Designed by Martina Behm, another of my go-to designers, Halley incorporates a lacy zigzag reminiscent of Halley’s Comet, as well as stars and meteorites crisscrossing the night sky.  Knit using HiKoo Popcycle, an environmentally conscientious blend of 50% bamboo rayon and 50% polyester from recycled plastic bottles.

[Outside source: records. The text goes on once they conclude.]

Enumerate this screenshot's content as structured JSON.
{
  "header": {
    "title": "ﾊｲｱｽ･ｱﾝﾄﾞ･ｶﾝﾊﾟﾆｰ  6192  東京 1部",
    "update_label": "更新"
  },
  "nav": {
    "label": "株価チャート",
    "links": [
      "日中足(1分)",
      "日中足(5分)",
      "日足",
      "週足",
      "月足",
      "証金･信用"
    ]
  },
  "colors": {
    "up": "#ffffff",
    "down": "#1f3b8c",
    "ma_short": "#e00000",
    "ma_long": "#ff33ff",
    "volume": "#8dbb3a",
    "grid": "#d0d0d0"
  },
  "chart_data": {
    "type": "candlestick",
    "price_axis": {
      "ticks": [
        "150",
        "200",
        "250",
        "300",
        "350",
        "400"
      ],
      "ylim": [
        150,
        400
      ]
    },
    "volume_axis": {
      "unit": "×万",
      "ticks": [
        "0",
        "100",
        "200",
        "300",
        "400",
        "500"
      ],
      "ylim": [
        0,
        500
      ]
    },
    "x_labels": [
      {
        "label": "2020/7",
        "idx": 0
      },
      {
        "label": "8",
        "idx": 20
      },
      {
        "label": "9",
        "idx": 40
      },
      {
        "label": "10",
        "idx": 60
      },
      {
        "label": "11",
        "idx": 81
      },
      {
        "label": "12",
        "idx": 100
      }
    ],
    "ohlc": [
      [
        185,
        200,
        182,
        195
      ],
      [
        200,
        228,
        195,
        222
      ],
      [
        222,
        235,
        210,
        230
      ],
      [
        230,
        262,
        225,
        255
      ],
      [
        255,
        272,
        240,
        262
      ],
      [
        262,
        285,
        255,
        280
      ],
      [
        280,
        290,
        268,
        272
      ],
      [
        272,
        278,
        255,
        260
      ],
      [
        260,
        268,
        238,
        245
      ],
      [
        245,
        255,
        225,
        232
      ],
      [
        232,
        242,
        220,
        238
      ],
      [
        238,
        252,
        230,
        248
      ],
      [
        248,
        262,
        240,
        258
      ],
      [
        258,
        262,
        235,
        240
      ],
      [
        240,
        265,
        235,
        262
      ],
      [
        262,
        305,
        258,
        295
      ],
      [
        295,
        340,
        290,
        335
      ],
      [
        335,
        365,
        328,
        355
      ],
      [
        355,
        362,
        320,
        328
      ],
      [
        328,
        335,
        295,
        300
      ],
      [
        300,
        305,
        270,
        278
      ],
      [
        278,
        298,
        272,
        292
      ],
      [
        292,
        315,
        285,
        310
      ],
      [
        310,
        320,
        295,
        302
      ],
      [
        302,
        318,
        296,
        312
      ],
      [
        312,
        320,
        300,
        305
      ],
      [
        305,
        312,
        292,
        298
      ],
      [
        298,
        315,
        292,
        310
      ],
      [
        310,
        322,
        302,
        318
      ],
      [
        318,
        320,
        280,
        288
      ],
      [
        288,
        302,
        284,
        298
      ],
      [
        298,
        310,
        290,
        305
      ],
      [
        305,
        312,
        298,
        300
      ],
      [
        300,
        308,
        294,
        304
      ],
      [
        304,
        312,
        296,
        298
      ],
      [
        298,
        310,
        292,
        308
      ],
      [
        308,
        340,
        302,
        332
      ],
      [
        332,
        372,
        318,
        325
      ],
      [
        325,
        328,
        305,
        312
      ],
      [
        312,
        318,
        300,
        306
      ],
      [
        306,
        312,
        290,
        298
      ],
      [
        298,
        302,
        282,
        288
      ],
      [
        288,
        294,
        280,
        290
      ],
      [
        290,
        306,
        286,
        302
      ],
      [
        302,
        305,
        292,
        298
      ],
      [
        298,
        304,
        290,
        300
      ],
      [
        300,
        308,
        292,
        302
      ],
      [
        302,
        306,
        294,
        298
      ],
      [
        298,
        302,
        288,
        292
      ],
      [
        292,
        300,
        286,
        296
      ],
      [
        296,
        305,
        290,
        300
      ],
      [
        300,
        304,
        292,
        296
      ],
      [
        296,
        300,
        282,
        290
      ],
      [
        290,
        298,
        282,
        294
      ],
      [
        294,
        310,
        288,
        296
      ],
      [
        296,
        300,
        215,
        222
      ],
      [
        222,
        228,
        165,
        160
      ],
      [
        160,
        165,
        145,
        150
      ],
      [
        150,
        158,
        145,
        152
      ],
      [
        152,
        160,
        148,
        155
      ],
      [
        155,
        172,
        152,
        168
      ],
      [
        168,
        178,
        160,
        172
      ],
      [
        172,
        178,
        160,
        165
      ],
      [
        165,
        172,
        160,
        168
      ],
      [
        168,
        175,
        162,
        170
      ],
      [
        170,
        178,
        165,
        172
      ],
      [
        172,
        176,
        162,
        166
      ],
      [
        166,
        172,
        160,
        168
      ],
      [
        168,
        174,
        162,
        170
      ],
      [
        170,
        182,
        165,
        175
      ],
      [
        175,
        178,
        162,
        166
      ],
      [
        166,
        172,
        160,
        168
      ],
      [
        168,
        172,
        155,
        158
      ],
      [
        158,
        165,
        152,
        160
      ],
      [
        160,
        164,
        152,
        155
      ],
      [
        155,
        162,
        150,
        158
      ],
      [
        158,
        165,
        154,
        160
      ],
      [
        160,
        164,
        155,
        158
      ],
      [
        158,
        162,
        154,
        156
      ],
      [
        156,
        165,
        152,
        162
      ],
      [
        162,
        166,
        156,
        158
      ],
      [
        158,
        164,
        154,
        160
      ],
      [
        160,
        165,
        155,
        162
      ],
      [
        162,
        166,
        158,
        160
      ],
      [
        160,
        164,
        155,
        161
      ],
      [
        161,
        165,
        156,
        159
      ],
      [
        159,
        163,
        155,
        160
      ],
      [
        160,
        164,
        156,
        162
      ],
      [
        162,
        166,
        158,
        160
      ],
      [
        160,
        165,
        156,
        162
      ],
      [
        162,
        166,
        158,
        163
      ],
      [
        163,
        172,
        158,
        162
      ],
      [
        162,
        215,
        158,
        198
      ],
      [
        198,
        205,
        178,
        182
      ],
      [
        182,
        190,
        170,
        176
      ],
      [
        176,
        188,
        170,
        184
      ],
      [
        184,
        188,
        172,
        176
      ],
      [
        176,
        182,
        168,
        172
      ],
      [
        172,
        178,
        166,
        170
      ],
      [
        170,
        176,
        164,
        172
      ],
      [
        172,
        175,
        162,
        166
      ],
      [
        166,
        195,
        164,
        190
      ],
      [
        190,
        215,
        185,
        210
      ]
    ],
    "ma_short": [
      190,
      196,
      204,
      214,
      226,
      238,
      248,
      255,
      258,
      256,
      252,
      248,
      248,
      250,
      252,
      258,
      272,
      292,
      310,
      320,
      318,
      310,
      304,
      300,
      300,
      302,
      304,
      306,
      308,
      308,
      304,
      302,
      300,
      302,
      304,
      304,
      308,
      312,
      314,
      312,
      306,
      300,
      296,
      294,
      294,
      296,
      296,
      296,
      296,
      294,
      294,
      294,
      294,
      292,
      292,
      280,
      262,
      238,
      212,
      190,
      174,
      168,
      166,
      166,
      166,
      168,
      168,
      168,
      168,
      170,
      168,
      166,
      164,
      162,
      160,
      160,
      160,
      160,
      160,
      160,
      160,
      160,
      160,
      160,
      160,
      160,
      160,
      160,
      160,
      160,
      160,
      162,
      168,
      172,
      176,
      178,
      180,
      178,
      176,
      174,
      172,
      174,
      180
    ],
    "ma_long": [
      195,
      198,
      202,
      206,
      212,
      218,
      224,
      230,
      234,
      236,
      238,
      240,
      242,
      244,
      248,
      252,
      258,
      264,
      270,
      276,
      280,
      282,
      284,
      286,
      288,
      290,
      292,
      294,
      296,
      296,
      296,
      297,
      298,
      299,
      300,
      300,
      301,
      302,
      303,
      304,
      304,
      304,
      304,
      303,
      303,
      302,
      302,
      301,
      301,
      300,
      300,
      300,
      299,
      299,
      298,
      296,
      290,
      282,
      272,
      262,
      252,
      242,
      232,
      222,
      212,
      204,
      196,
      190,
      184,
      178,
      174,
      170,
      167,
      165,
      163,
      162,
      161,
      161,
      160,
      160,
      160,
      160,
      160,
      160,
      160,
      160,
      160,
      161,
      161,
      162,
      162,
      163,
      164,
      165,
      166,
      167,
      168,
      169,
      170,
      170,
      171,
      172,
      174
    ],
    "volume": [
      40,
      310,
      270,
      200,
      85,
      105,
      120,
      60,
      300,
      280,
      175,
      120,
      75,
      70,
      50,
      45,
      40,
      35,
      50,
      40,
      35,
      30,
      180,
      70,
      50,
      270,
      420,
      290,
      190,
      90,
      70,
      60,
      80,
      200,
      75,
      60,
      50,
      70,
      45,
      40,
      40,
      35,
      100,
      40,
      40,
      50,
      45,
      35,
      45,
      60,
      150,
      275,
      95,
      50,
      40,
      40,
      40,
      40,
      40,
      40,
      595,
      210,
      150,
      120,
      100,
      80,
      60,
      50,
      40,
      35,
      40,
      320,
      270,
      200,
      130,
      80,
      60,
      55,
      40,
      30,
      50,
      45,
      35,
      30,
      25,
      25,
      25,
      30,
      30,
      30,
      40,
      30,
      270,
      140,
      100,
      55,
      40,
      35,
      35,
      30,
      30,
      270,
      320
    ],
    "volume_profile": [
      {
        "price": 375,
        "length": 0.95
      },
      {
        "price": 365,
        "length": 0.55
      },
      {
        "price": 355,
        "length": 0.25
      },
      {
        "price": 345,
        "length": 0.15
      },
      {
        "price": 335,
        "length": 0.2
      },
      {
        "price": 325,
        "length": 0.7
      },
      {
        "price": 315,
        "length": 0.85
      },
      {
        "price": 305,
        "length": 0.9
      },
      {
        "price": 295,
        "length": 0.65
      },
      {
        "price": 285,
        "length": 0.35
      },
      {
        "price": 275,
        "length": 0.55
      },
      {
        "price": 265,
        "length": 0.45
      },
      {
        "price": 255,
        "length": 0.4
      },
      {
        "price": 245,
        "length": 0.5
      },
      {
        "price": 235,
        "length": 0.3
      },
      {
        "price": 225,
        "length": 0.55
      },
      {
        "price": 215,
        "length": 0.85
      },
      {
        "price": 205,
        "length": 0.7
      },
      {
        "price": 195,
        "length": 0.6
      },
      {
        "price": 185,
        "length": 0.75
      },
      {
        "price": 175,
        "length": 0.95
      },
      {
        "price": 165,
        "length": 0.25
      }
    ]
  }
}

Knitting, reading and a bit of writing have been my primary activities during our pandemic lockdown.  As we slowly emerge fully vaccinated from home into public spaces my COVID project inventory totals 35 between March 2020 to June 2021 with Halley and Fiadh being projects #34 and #35, respectively.  Quite an assortment of productivity including three sweaters, seven hats, seven shawls, two pairs of socks, nine cowls, six pairs of mittens (fingerless included) and one cabled, reversible scarf.  Swatching for Fireworks is complete but I am waiting for the pattern release on July 1 before beginning Marie Greene’s fifth annual 4-Day Sweater KAL.  And so I find myself in an unusual state of affairs with nothing on my needles.  Time for a quick delve into the project queue.

Knitting

Project Peace – part 3

Project Peace Shawl – a 2020 Knit-a-long with Christina Campbell

And with the end of 2020 came the completion of this year’s Project Peace shawl.  I started with three stitches and, just before midnight, I cast off 483 stitches while enjoying Fred Astaire and Cyd Charisse sing and dance our way into the New Year. 

December was another Covid month; all our gifts arrived by mail but also sunny drives in rural Wisconsin, the first shovelable snow, and quiet knitting while enjoying Christina Campbell’s daily thoughts on peace.  Her words reflect my sentiments on both knitting and peace:

Knitting... such a simple act, one stitch followed by the next,
lined up in columns of stitches, twisting and turning, 
openings here and there, 
ultimately creating a beautiful fabric to warm the recipient...
     knitting ... one stitch at a time from one continuous fiber...
     knitting does not promise to be easy...
     knitting does not promise to be without mistakes and flaws...
     knitting does not promised to be a constant state of harmony...
     and so it is true with peace.
           Christina Campbell, December 21, 2020